§ **WHAT IS NEEDED**: This exercise asks for every line of the material that includes the word "name".
****************************************
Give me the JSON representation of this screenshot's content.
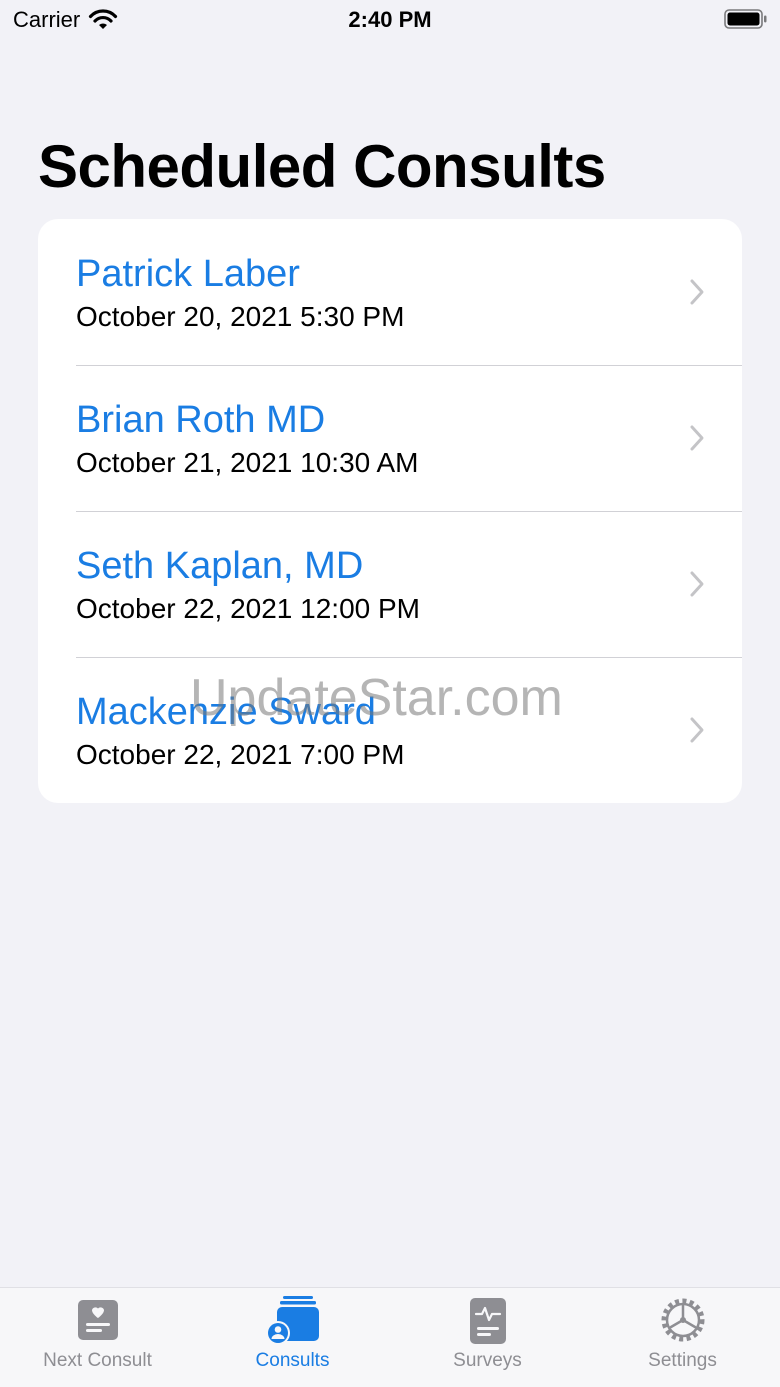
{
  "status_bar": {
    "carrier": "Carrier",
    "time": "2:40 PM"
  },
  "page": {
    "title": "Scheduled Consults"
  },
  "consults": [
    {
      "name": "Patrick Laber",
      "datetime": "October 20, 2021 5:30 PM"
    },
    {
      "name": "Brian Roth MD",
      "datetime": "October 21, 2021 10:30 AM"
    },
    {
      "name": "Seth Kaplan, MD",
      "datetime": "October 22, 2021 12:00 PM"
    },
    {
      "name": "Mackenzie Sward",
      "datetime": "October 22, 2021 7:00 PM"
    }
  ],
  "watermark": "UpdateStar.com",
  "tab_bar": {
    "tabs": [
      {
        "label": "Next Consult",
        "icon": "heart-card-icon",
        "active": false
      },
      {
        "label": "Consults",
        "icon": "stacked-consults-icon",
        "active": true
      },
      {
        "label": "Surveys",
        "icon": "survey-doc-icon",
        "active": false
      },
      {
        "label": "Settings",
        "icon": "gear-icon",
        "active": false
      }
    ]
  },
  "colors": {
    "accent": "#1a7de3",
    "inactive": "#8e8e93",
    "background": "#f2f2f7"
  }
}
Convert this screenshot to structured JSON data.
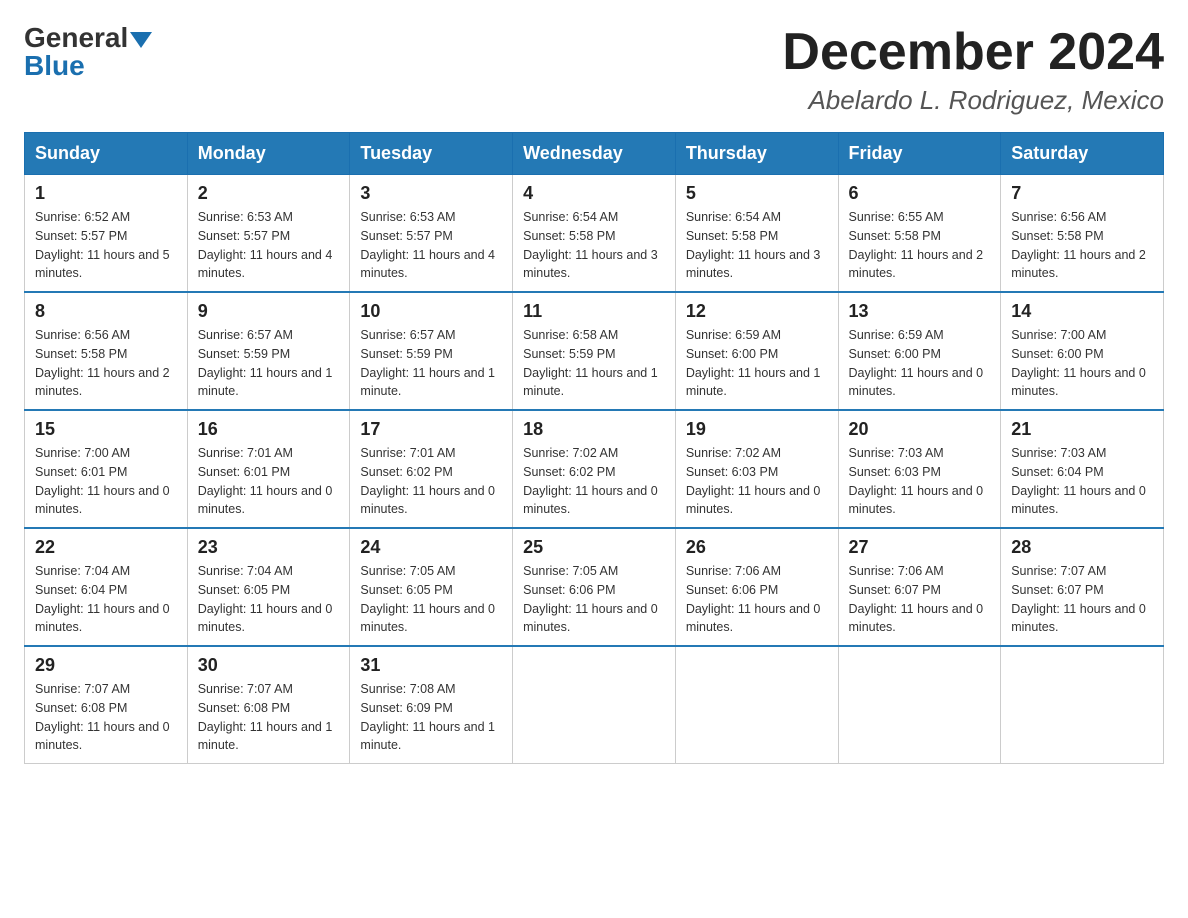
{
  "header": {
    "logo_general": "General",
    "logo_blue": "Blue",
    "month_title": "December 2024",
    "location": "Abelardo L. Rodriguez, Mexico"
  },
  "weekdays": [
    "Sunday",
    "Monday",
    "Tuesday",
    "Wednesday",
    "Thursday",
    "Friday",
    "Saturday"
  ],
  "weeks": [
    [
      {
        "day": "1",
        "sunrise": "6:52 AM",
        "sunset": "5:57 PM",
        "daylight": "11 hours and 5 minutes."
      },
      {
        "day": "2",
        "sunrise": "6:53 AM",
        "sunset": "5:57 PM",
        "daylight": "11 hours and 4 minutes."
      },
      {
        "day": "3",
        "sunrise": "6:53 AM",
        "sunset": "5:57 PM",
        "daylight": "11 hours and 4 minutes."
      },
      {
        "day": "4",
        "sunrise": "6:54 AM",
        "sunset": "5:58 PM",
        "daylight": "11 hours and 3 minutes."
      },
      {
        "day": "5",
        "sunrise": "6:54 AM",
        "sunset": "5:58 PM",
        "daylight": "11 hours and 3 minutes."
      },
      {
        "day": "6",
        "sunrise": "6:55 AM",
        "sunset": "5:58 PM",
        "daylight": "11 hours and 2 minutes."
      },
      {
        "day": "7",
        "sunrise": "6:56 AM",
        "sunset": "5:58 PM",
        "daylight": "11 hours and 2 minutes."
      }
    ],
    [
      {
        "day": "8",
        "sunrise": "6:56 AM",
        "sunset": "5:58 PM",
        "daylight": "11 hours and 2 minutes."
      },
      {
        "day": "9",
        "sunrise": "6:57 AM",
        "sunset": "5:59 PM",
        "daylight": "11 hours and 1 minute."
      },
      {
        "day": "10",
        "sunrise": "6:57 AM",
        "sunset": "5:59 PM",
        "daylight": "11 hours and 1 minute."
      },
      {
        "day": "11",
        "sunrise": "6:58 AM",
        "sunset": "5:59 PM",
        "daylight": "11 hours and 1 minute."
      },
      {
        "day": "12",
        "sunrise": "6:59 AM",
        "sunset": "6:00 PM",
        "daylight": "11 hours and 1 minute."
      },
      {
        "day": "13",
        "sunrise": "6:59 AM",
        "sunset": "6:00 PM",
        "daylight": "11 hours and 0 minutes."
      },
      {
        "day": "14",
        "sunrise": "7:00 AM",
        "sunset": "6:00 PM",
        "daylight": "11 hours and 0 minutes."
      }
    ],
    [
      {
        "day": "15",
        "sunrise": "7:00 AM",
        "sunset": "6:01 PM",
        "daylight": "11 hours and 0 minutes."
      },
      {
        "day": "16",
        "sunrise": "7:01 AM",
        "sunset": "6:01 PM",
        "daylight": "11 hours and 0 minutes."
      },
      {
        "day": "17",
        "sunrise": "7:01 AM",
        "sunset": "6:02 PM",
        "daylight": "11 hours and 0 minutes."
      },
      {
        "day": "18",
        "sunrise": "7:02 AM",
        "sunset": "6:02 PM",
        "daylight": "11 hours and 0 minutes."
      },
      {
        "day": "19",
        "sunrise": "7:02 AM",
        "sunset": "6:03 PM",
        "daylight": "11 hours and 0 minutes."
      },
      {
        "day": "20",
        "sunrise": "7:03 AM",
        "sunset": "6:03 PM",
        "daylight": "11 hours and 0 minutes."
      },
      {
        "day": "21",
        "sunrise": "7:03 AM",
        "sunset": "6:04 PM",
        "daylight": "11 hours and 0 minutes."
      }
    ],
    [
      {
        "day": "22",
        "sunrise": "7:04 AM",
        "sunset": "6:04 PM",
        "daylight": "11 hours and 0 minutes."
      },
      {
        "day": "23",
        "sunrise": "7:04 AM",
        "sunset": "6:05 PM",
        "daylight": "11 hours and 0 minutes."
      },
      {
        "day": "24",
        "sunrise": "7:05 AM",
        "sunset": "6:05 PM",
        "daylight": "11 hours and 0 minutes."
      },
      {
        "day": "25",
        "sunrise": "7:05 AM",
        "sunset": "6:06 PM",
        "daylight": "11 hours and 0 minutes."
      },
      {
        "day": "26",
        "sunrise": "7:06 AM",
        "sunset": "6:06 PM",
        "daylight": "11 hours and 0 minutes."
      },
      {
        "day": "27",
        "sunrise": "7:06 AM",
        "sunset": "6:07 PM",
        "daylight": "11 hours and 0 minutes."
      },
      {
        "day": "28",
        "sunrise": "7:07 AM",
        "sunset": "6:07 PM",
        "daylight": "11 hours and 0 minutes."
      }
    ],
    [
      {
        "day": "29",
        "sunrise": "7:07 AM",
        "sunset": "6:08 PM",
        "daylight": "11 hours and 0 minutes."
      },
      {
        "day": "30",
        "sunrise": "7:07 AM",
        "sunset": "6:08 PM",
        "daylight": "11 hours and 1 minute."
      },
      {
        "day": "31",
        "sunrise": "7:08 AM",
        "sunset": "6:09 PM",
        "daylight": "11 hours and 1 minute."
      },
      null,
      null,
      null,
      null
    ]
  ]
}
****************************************
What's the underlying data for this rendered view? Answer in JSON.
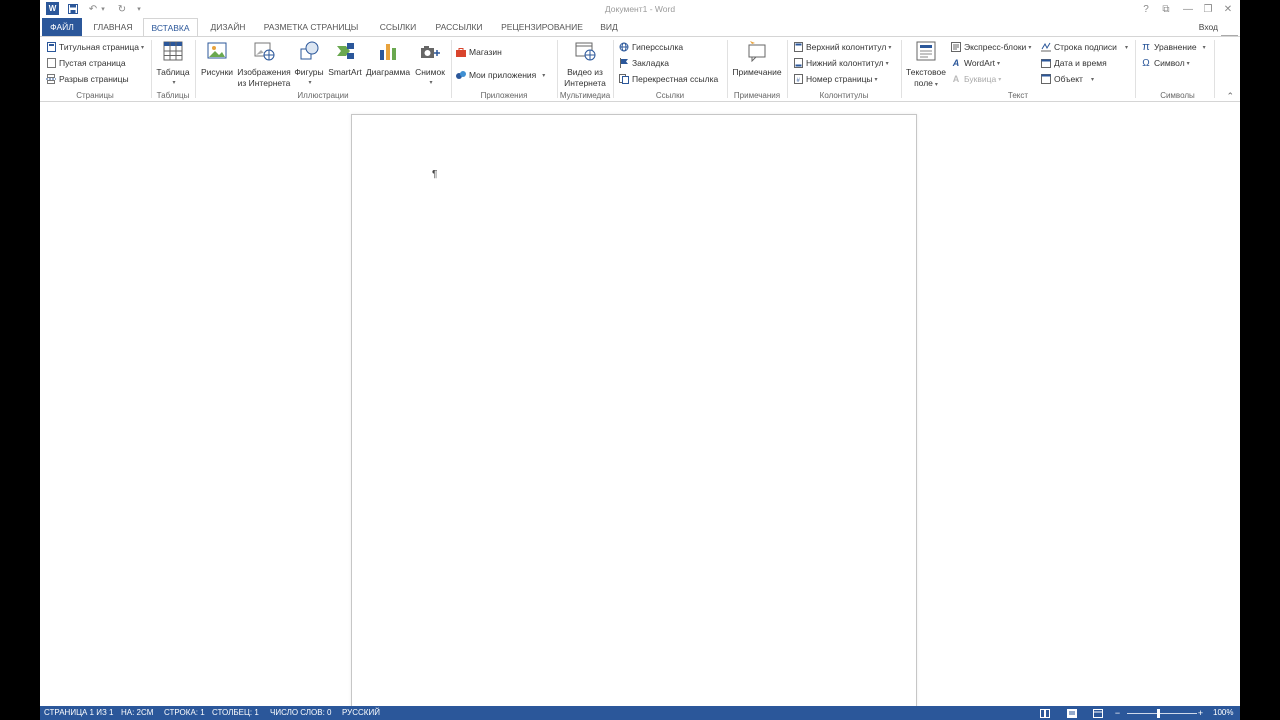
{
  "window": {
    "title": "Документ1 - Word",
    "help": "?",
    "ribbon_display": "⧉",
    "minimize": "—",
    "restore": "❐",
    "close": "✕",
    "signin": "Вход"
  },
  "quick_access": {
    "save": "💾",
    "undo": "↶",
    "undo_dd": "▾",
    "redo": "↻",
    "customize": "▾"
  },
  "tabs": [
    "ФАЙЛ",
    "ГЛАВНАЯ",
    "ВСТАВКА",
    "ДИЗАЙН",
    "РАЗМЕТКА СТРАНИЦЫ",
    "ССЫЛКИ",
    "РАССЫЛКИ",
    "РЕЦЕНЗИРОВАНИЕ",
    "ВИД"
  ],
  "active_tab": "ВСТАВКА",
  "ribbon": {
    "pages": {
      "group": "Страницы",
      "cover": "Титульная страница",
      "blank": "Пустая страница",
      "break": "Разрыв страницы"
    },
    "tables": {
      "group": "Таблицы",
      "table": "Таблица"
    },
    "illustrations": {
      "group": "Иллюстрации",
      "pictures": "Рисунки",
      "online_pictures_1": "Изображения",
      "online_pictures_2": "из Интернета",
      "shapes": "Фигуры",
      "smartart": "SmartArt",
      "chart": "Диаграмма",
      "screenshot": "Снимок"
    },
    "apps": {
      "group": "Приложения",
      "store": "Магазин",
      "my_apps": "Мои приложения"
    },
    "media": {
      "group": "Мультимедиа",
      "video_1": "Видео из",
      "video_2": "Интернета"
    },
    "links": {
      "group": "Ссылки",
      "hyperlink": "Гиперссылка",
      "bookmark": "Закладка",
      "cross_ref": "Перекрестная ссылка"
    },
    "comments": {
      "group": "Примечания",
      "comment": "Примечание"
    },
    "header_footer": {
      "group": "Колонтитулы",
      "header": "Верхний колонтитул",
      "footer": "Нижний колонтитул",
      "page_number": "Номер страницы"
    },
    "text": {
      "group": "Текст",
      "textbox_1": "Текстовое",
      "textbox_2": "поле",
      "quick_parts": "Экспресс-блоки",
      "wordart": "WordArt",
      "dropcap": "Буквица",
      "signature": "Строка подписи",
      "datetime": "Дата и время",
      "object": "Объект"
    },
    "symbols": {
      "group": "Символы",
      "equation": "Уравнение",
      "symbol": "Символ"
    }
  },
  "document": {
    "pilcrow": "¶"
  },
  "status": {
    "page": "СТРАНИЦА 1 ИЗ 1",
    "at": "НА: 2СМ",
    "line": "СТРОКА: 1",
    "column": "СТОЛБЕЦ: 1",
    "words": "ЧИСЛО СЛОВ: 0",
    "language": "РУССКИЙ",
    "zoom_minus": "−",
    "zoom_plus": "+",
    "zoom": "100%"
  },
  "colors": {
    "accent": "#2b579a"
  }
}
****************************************
§ **SOLUTION TO THIS EXERCISE**:
      "name": "Patrick Laber",
      "name": "Brian Roth MD",
      "name": "Seth Kaplan, MD",
      "name": "Mackenzie Sward",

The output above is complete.